    Drinking too much alcohol can have negative health effects, including an increased risk of high blood pressure.7 A low-risk level of alcohol has been estimated at around 100 g of alcohol per week, equivalent to five, two-unit drinks (e.g., 200 ml of 12.5% vol wine; 500 ml of 5% vol beer) a week.8 However, recommendations vary across European countries and health organisations.9

    Table 1. Alcohol recommendation from different health organisations.



    European Code Against Cancer10 

    • If you drink alcohol of any type, limit your intake. Not drinking alcohol is better for cancer prevention.

    European Society for Cardiology (ESC) 202111

    • It is recommended to restrict alcohol consumption to a maximum of 100g per week
    • NB. 8 g alcohol is equal to 1 unit, e.g.:
      • one 125 ml glass of 12% vol wine is equivalent to 1.5 units or 8 g alcohol
      • 330 ml of 5% vol beer is equivalent to 1.7 units or ca. 14 g alcohol.


    In summary

    High blood pressure is one of the leading risk factors for the development of heart disease and stroke. Our blood pressure is influenced by several factors. Avoiding smoking, staying active, eating a balanced diet and limiting intakes of salt and alcohol can greatly reduce our risk of high blood pressure.
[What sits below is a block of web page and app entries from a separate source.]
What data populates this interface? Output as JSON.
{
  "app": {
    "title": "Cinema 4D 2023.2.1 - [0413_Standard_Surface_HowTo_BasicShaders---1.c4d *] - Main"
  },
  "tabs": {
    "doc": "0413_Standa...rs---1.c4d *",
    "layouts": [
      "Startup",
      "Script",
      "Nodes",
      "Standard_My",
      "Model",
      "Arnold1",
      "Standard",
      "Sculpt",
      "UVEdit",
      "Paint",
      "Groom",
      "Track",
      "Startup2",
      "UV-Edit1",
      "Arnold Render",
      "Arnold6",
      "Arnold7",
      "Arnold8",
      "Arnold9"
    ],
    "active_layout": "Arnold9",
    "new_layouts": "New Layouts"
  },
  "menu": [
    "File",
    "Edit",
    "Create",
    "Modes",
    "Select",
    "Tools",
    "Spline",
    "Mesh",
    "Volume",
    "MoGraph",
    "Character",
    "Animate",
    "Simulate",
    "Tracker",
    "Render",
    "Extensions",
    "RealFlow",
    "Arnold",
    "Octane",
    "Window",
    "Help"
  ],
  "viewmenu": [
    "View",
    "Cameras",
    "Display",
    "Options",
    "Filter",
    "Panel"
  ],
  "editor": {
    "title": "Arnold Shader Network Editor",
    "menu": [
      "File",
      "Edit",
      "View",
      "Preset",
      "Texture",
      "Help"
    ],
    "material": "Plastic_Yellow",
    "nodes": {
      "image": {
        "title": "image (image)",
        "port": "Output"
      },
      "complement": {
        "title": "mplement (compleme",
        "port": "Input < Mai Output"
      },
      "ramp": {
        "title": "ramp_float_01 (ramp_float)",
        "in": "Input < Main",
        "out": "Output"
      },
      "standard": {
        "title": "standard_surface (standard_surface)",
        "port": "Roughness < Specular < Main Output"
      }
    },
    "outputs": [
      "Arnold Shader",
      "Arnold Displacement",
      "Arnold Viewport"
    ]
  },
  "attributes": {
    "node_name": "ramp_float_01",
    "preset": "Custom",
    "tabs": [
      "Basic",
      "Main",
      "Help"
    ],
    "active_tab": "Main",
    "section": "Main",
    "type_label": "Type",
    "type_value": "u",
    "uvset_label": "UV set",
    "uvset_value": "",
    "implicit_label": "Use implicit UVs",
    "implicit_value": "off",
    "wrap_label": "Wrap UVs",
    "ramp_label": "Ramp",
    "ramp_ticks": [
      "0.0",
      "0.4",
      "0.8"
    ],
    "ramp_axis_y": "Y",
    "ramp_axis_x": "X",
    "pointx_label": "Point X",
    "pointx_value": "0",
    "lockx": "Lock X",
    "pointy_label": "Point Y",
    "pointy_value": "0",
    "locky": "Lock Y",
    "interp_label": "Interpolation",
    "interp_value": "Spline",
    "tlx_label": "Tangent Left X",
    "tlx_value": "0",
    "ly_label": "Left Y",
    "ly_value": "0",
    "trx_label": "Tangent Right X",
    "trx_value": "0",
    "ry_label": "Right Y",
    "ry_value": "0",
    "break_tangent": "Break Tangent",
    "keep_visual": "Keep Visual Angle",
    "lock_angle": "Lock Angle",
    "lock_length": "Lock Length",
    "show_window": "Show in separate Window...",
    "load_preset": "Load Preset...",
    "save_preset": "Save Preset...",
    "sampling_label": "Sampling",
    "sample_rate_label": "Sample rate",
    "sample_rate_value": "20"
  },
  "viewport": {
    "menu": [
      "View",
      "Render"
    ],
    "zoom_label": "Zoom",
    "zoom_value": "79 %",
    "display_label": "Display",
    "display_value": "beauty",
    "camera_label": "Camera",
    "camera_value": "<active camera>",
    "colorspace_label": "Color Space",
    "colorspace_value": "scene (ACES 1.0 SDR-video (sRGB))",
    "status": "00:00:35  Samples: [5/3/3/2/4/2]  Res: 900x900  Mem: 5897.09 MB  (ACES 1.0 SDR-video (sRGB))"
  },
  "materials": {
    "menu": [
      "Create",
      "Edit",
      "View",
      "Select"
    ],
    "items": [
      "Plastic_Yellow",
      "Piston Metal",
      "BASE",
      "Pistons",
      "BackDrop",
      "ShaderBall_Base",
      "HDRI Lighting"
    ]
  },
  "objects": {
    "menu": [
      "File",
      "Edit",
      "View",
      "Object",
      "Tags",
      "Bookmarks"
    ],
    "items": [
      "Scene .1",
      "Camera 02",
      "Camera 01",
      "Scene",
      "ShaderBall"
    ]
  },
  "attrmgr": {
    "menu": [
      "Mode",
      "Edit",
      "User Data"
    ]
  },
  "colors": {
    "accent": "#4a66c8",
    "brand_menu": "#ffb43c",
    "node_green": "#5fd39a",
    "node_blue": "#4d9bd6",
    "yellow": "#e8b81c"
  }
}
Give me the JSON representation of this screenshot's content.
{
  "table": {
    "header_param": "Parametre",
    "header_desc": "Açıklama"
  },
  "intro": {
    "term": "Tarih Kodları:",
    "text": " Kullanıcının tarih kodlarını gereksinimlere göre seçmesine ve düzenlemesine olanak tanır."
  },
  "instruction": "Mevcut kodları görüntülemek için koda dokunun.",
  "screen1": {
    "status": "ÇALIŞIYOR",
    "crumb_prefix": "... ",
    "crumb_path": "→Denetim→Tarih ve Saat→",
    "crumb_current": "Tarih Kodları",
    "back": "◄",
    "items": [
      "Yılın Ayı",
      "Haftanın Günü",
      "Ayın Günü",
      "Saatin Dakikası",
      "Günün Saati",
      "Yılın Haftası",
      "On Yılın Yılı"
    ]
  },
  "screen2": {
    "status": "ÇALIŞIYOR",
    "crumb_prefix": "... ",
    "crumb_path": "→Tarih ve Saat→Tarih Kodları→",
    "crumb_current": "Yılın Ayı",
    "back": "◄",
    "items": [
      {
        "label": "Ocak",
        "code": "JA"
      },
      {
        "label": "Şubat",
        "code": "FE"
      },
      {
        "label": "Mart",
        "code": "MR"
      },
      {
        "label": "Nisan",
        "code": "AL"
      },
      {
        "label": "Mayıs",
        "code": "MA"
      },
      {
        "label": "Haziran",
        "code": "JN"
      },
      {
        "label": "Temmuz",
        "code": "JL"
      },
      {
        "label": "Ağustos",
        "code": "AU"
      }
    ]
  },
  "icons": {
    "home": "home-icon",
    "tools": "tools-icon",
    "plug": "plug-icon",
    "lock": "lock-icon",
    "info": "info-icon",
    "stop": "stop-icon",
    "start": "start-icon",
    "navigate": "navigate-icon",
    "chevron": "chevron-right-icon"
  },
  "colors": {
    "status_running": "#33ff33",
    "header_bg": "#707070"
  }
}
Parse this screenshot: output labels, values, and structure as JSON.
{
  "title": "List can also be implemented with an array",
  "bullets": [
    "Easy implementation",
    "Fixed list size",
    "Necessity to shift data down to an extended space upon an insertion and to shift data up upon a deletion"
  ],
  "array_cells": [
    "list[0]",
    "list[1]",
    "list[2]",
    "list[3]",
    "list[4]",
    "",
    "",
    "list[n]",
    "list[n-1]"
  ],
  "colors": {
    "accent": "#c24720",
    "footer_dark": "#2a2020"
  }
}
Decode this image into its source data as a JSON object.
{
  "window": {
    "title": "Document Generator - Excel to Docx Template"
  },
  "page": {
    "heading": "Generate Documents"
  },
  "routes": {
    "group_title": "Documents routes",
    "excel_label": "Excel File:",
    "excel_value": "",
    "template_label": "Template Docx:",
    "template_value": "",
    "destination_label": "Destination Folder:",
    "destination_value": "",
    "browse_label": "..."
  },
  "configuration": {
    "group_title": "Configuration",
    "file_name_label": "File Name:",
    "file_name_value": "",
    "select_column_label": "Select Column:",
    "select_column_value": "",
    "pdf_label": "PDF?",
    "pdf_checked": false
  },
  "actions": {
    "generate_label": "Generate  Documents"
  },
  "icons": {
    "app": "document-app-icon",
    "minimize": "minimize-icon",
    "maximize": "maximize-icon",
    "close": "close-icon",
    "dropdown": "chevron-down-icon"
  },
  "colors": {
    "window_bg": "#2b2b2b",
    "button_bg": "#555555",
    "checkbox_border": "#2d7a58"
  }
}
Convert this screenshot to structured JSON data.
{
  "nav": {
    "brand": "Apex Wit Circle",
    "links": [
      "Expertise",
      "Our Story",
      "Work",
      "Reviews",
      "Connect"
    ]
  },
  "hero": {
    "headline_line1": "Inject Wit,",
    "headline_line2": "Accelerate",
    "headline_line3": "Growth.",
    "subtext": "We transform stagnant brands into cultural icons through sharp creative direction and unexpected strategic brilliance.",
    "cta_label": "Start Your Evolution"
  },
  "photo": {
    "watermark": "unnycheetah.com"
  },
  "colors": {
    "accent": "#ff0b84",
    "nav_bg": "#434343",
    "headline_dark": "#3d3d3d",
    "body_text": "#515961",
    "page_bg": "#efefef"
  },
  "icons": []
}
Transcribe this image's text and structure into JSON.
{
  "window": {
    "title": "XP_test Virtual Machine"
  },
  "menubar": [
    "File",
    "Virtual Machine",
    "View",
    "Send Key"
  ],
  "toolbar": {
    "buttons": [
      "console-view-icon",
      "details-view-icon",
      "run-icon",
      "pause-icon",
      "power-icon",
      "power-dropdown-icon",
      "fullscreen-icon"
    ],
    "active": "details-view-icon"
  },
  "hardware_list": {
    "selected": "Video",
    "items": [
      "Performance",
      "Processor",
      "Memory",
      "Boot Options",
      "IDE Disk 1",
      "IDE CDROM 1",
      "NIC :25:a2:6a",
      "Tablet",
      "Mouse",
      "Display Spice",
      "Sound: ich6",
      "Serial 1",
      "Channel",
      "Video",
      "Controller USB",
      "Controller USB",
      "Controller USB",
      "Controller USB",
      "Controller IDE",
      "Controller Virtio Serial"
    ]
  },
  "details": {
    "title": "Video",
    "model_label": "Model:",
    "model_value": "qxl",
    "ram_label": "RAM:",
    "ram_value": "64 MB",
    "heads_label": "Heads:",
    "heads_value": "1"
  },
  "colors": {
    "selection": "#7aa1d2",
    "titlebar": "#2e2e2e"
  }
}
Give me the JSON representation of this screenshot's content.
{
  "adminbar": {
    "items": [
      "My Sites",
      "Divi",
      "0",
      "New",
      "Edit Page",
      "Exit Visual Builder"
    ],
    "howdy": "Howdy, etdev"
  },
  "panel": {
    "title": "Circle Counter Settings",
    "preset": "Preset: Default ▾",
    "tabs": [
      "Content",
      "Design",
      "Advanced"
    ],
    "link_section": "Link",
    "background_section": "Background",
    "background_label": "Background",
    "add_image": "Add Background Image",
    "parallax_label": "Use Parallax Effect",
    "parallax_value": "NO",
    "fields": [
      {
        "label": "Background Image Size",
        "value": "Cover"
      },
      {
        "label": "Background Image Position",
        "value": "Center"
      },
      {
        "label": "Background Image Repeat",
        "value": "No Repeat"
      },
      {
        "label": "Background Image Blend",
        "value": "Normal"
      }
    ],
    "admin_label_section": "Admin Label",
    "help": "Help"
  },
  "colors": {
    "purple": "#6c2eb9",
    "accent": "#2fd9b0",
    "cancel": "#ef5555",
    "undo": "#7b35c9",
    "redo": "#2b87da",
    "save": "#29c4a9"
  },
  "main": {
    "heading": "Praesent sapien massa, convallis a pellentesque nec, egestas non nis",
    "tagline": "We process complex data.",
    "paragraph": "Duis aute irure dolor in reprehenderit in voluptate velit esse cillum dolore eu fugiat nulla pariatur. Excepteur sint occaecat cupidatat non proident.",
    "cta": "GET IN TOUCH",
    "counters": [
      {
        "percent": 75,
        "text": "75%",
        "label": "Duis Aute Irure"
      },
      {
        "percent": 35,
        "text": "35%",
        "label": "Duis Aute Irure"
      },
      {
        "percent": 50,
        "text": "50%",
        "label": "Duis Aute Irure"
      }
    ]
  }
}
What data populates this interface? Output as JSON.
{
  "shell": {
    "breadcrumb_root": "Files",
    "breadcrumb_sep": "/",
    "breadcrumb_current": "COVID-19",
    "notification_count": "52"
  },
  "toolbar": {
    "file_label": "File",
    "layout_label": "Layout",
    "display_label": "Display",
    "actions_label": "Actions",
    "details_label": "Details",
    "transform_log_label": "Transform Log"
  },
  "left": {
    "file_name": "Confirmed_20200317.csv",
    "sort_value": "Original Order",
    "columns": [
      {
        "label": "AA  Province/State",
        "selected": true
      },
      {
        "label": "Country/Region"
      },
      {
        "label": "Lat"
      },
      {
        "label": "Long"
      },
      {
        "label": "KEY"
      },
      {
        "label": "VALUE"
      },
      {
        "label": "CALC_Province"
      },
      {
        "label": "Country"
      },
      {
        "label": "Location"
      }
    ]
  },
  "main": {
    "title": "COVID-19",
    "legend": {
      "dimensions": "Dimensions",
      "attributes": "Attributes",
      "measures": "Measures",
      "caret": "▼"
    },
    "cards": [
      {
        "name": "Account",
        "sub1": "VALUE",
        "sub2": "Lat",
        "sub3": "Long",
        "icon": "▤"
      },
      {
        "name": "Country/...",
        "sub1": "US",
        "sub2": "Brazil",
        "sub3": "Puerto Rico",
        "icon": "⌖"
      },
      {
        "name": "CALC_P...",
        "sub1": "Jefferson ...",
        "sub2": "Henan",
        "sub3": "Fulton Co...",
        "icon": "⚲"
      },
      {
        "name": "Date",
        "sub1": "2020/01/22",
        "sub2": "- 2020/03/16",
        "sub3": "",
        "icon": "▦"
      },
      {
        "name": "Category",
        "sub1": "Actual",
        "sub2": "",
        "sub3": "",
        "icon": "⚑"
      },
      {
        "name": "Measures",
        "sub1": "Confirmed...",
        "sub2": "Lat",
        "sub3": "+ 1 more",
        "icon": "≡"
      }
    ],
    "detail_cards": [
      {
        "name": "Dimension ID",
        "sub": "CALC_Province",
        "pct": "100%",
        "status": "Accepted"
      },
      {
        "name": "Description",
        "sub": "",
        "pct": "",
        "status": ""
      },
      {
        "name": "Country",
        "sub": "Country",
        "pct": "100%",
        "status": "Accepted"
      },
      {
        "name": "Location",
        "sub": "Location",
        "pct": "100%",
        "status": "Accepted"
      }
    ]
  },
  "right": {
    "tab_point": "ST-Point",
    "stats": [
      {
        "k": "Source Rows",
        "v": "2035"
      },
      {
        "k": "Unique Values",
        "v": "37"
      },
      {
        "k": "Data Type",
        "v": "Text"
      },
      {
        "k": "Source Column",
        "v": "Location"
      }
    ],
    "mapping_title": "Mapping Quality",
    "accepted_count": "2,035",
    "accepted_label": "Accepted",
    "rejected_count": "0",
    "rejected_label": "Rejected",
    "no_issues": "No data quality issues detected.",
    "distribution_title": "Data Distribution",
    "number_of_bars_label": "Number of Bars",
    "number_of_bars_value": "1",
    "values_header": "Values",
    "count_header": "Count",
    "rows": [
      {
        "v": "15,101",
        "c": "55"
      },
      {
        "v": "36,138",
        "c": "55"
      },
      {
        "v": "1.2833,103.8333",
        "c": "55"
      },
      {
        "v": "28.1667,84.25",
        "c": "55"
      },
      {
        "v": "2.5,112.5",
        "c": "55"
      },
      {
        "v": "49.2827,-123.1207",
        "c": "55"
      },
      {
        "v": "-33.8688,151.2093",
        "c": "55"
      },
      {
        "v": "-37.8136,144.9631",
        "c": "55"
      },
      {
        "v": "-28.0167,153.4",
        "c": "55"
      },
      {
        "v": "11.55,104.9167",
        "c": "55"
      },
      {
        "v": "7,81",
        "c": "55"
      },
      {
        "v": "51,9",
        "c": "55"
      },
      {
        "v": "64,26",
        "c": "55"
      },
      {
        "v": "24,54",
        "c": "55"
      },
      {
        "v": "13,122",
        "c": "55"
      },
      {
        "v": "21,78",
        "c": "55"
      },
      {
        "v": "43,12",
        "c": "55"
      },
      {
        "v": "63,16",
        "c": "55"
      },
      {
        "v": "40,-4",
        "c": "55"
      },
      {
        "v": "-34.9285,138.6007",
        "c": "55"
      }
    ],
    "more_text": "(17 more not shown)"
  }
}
    1. European Food Safety Authority., 2019. Dietary reference values for sodium. EFSA Journal, 17(9):5778.
    2. World Health Organization (WHO), 2012. Guideline: Potassium intake for adults and children. Geneva, Switzerland: WHO.
    3. Gay, H.C., Rao, S.G., Vaccarino, V. and Ali, M.K., 2016. Effects of different dietary interventions on blood pressure: systematic review and meta-analysis of randomized controlled trials. Hypertension, 67(4), pp.733-739.
    4. Lu, Y., Hajifathalian, K., Ezzati, M., Woodward, M., Rimm, E.B. and Danaei, G., 2014. Metabolic mediators of the effects of body-mass index, overweight, and obesity on coronary heart disease and stroke: a pooled analysis of 97 prospective cohorts with 1
    5. World Health Organisation (WHO), 2010. Global recommendations on physical activity for health. Geneva, Switzerland: WHO.
    6. Virdis, A., Giannarelli, C., Fritsch Neves, M., Taddei, S. and Ghiadoni, L., 2010. Cigarette smoking and hypertension. Current pharmaceutical design, 16(23), pp.2518-2525.
    7. Roerecke, M., Kaczorowski, J., Tobe, S.W., Gmel, G., Hasan, O.S. and Rehm, J., 2017. The effect of a reduction in alcohol consumption on blood pressure: a systematic review and meta-analysis. The Lancet Public Health, 2(2), pp.e108-e120.
    8. Wood, A.M., Kaptoge, S., et al. 2018. Risk thresholds for alcohol consumption: combined analysis of individual-participant data for 599 912 current drinkers in 83 prospective studies. The Lancet, 391(10129), pp.1513-1523.
    9. Reduce Alcohol Related Harm (RARHA) (2016) Reducing Alcohol Related Harm, Good Practice principles for low risk drinking guidelines.
    10. 11. IARC/ WHO (2016) International Agency for Research on Cancer/ World Health Organization, European Code Against Cancer, 12 ways to reduce your cancer risk.
    11. Visseren, FLJ, et al. 2021. 2021 European Guidelines on cardiovascular disease prevention in clinical practice. European Heart Journal, 42(34):3227–3337.